EXERCISE DIRECTIONS — Show all lines from the records below in which the string "icon" is present.

[App and web page records]
--- START ---

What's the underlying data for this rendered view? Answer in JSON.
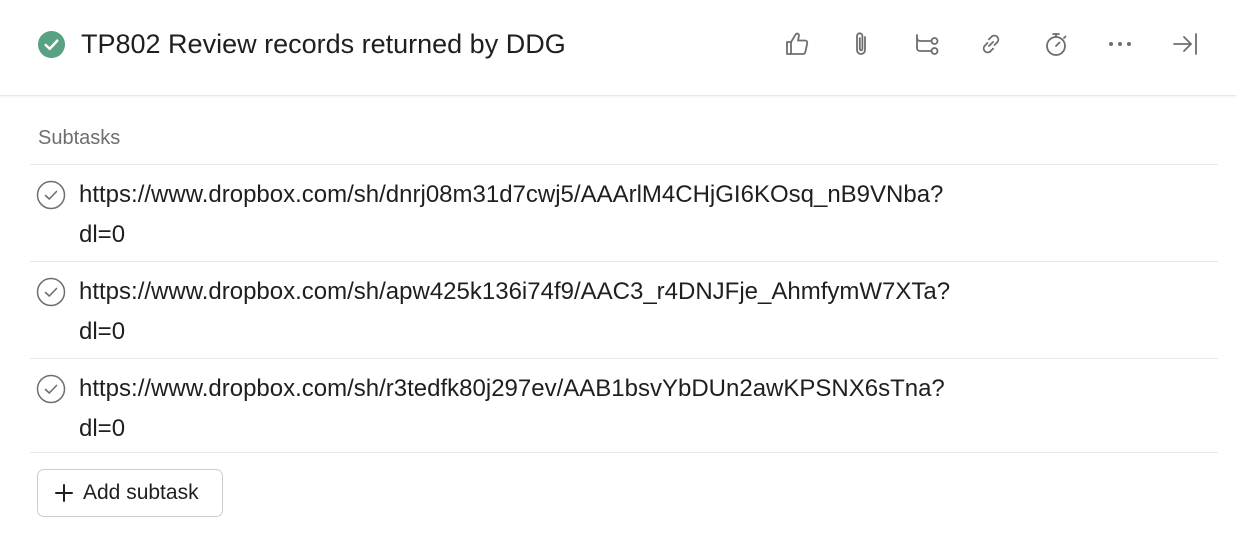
{
  "task": {
    "title": "TP802 Review records returned by DDG",
    "completed": true,
    "complete_color": "#58a182"
  },
  "toolbar": {
    "items": [
      {
        "icon": "thumbs-up-icon"
      },
      {
        "icon": "paperclip-icon"
      },
      {
        "icon": "subtask-branch-icon"
      },
      {
        "icon": "link-icon"
      },
      {
        "icon": "stopwatch-icon"
      },
      {
        "icon": "more-icon"
      },
      {
        "icon": "close-pane-icon"
      }
    ]
  },
  "subtasks": {
    "label": "Subtasks",
    "items": [
      {
        "line1": "https://www.dropbox.com/sh/dnrj08m31d7cwj5/AAArlM4CHjGI6KOsq_nB9VNba?",
        "line2": "dl=0"
      },
      {
        "line1": "https://www.dropbox.com/sh/apw425k136i74f9/AAC3_r4DNJFje_AhmfymW7XTa?",
        "line2": "dl=0"
      },
      {
        "line1": "https://www.dropbox.com/sh/r3tedfk80j297ev/AAB1bsvYbDUn2awKPSNX6sTna?",
        "line2": "dl=0"
      }
    ],
    "add_label": "Add subtask"
  }
}
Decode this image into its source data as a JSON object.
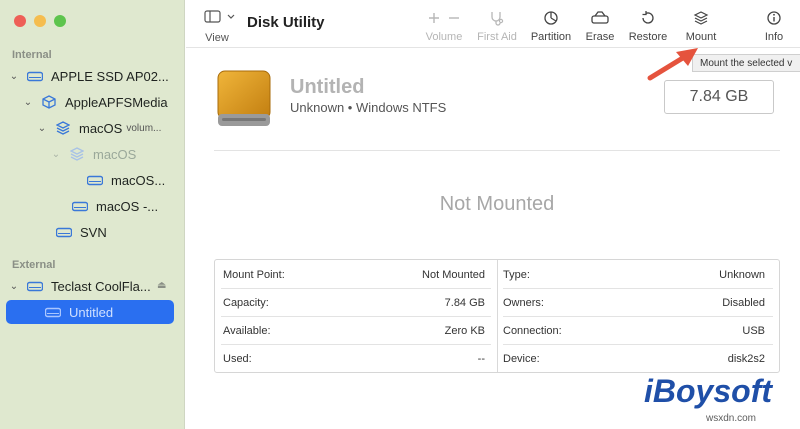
{
  "window": {
    "title": "Disk Utility"
  },
  "sidebar": {
    "internal_heading": "Internal",
    "external_heading": "External",
    "items": [
      {
        "label": "APPLE SSD AP02..."
      },
      {
        "label": "AppleAPFSMedia"
      },
      {
        "label": "macOS",
        "sublabel": "volum..."
      },
      {
        "label": "macOS"
      },
      {
        "label": "macOS..."
      },
      {
        "label": "macOS -..."
      },
      {
        "label": "SVN"
      },
      {
        "label": "Teclast CoolFla..."
      },
      {
        "label": "Untitled"
      }
    ]
  },
  "toolbar": {
    "view_label": "View",
    "volume_label": "Volume",
    "first_aid_label": "First Aid",
    "partition_label": "Partition",
    "erase_label": "Erase",
    "restore_label": "Restore",
    "mount_label": "Mount",
    "info_label": "Info"
  },
  "tooltip": "Mount the selected v",
  "volume": {
    "name": "Untitled",
    "subtitle": "Unknown • Windows NTFS",
    "size": "7.84 GB",
    "status": "Not Mounted"
  },
  "details": {
    "left": [
      {
        "key": "Mount Point:",
        "value": "Not Mounted"
      },
      {
        "key": "Capacity:",
        "value": "7.84 GB"
      },
      {
        "key": "Available:",
        "value": "Zero KB"
      },
      {
        "key": "Used:",
        "value": "--"
      }
    ],
    "right": [
      {
        "key": "Type:",
        "value": "Unknown"
      },
      {
        "key": "Owners:",
        "value": "Disabled"
      },
      {
        "key": "Connection:",
        "value": "USB"
      },
      {
        "key": "Device:",
        "value": "disk2s2"
      }
    ]
  },
  "watermark": {
    "brand": "iBoysoft",
    "credit": "wsxdn.com"
  },
  "colors": {
    "sidebar_bg": "#dfe8cf",
    "selection": "#2a6ff0",
    "drive": "#d99a1f",
    "arrow": "#e5533d",
    "brand": "#1f4fa8"
  }
}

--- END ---

RESULT —
        "icon": "thumbs-up-icon"
        "icon": "paperclip-icon"
        "icon": "subtask-branch-icon"
        "icon": "link-icon"
        "icon": "stopwatch-icon"
        "icon": "more-icon"
        "icon": "close-pane-icon"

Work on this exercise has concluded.